While those who are faithful to God in Christ can expect to endure suffering in this world, as He has promised, we also receive His blessings of forgiveness, life, and salvation through His means of grace, just as surely as He provides for all people. Jesus says that our Father in heaven “makes His sun rise on the evil and on the good, and sends rain on the just and on the unjust” (Mt 5:45). To those who are His own, who are called by His name, He gives both His natural, earthly “daily bread” and His supernatural, heavenly food. Before the angel of the LORD came to feed Elijah, the prophet “lay down and slept under a broom tree” (1 Ki 19:5). So he found some natural shade and shelter under a tree. Then he is fed heavenly food, which strengthened him to journey for forty days and forty nights. The broom tree is a thorny shrub; its branches are used for sweeping, which gave us the term broom for such tools. Under the shelter of another tree, Christ Jesus, The Angel of the LORD, feeds us heavenly food, His own body and blood given and shed on that tree, and in that food our souls are strengthened for our earthly journey unto eternal life. With His tree of the Cross and the thorns he bore, Jesus sweeps away the filth of sin from us. To all appearances, the food that the angel fed Elijah looked like ordinary, earthly bread and water. To all appearances, the food Christ gives us looks like ordinary bread and wine. To all appearances, the broom tree was just another bush. To all appearances, the Cross was just two pieces of rough, barren wood—not even a full tree! Trust His Word, not your eyes, nor outward appearances. For He says that these things—bread, drink, a tree—are natural and earthly, yet by His Word He makes them supernatural and heavenly, gifts of His grace unto eternal life for you.

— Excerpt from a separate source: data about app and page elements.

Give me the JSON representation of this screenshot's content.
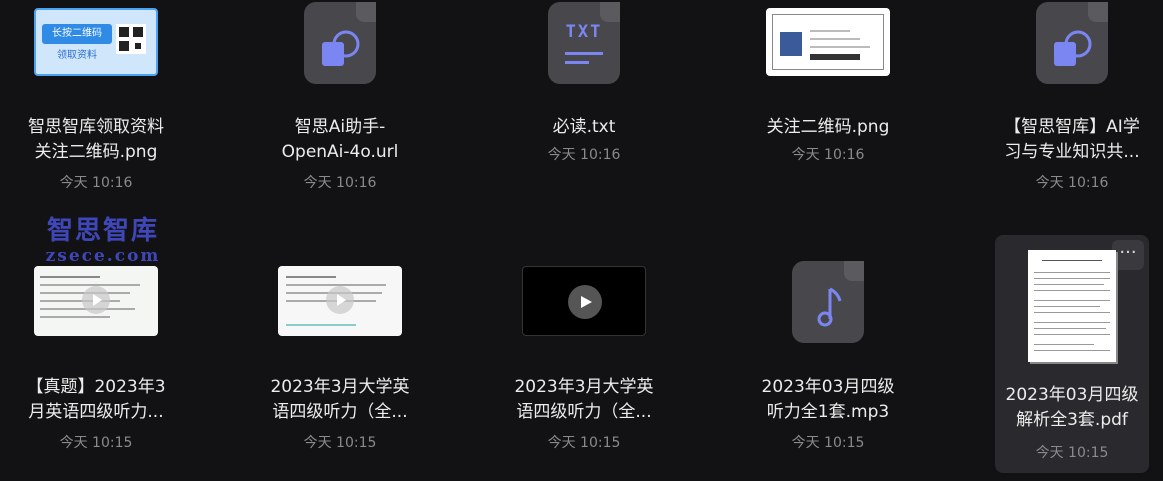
{
  "files": [
    {
      "name": "智思智库领取资料\n关注二维码.png",
      "date": "今天 10:16",
      "icon": "image-thumbnail",
      "thumb_text_1": "长按二维码",
      "thumb_text_2": "领取资料"
    },
    {
      "name": "智思Ai助手-\nOpenAi-4o.url",
      "date": "今天 10:16",
      "icon": "link-file-icon"
    },
    {
      "name": "必读.txt",
      "date": "今天 10:16",
      "icon": "txt-file-icon",
      "icon_label": "TXT"
    },
    {
      "name": "关注二维码.png",
      "date": "今天 10:16",
      "icon": "image-thumbnail"
    },
    {
      "name": "【智思智库】AI学\n习与专业知识共...",
      "date": "今天 10:16",
      "icon": "link-file-icon"
    },
    {
      "name": "【真题】2023年3\n月英语四级听力...",
      "date": "今天 10:15",
      "icon": "video-thumbnail"
    },
    {
      "name": "2023年3月大学英\n语四级听力（全...",
      "date": "今天 10:15",
      "icon": "video-thumbnail"
    },
    {
      "name": "2023年3月大学英\n语四级听力（全...",
      "date": "今天 10:15",
      "icon": "video-thumbnail"
    },
    {
      "name": "2023年03月四级\n听力全1套.mp3",
      "date": "今天 10:15",
      "icon": "audio-file-icon"
    },
    {
      "name": "2023年03月四级\n解析全3套.pdf",
      "date": "今天 10:15",
      "icon": "pdf-thumbnail"
    }
  ],
  "watermark": {
    "line1": "智思智库",
    "line2": "zsece.com"
  },
  "more_button_label": "···",
  "colors": {
    "background": "#121214",
    "selected": "#2a2a2e",
    "accent": "#7b86f2",
    "watermark": "#3f47b8"
  }
}
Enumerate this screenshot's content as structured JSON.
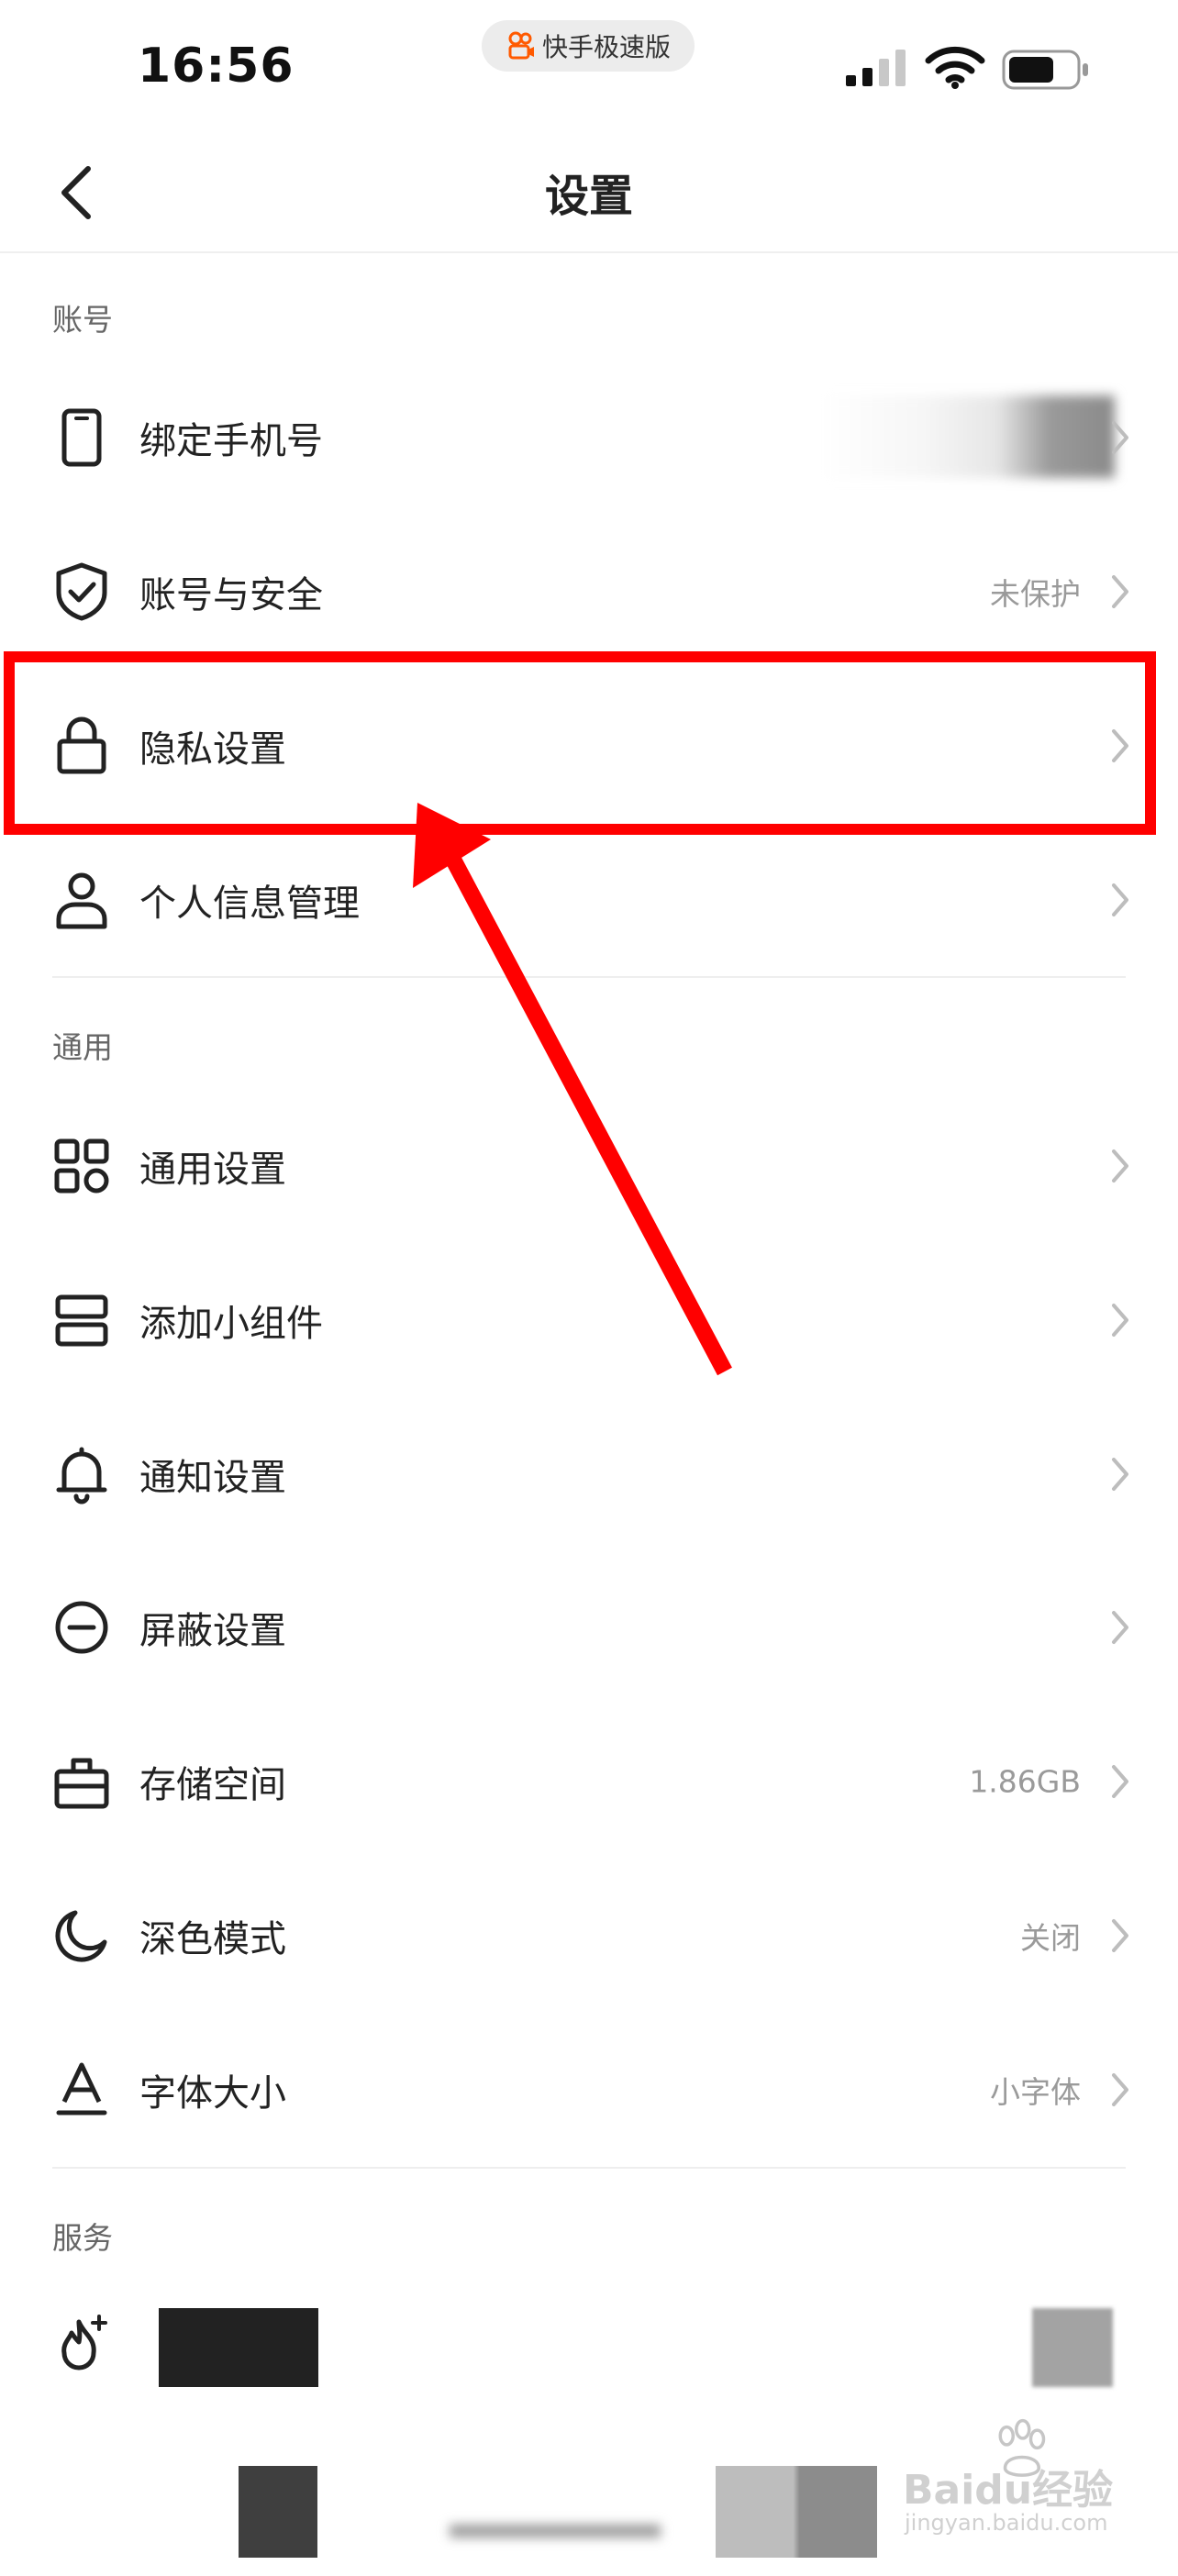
{
  "status_bar": {
    "time": "16:56",
    "app_name": "快手极速版"
  },
  "nav": {
    "title": "设置"
  },
  "sections": {
    "account": {
      "header": "账号",
      "items": [
        {
          "label": "绑定手机号",
          "value": "",
          "icon": "phone-icon"
        },
        {
          "label": "账号与安全",
          "value": "未保护",
          "icon": "shield-check-icon"
        },
        {
          "label": "隐私设置",
          "value": "",
          "icon": "lock-icon"
        },
        {
          "label": "个人信息管理",
          "value": "",
          "icon": "person-icon"
        }
      ]
    },
    "general": {
      "header": "通用",
      "items": [
        {
          "label": "通用设置",
          "value": "",
          "icon": "grid-icon"
        },
        {
          "label": "添加小组件",
          "value": "",
          "icon": "widget-icon"
        },
        {
          "label": "通知设置",
          "value": "",
          "icon": "bell-icon"
        },
        {
          "label": "屏蔽设置",
          "value": "",
          "icon": "block-icon"
        },
        {
          "label": "存储空间",
          "value": "1.86GB",
          "icon": "storage-box-icon"
        },
        {
          "label": "深色模式",
          "value": "关闭",
          "icon": "moon-icon"
        },
        {
          "label": "字体大小",
          "value": "小字体",
          "icon": "font-size-icon"
        }
      ]
    },
    "service": {
      "header": "服务",
      "items": [
        {
          "label": "",
          "icon": "flame-plus-icon"
        }
      ]
    }
  },
  "watermark": {
    "text": "Baidu经验",
    "subtext": "jingyan.baidu.com"
  },
  "colors": {
    "highlight": "#ff0000",
    "text_primary": "#222222",
    "text_secondary": "#9a9a9a",
    "divider": "#eeeeee"
  }
}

And the peace of God, which passes all understanding,
keep your hearts and minds in ✠ Christ Jesus. Amen.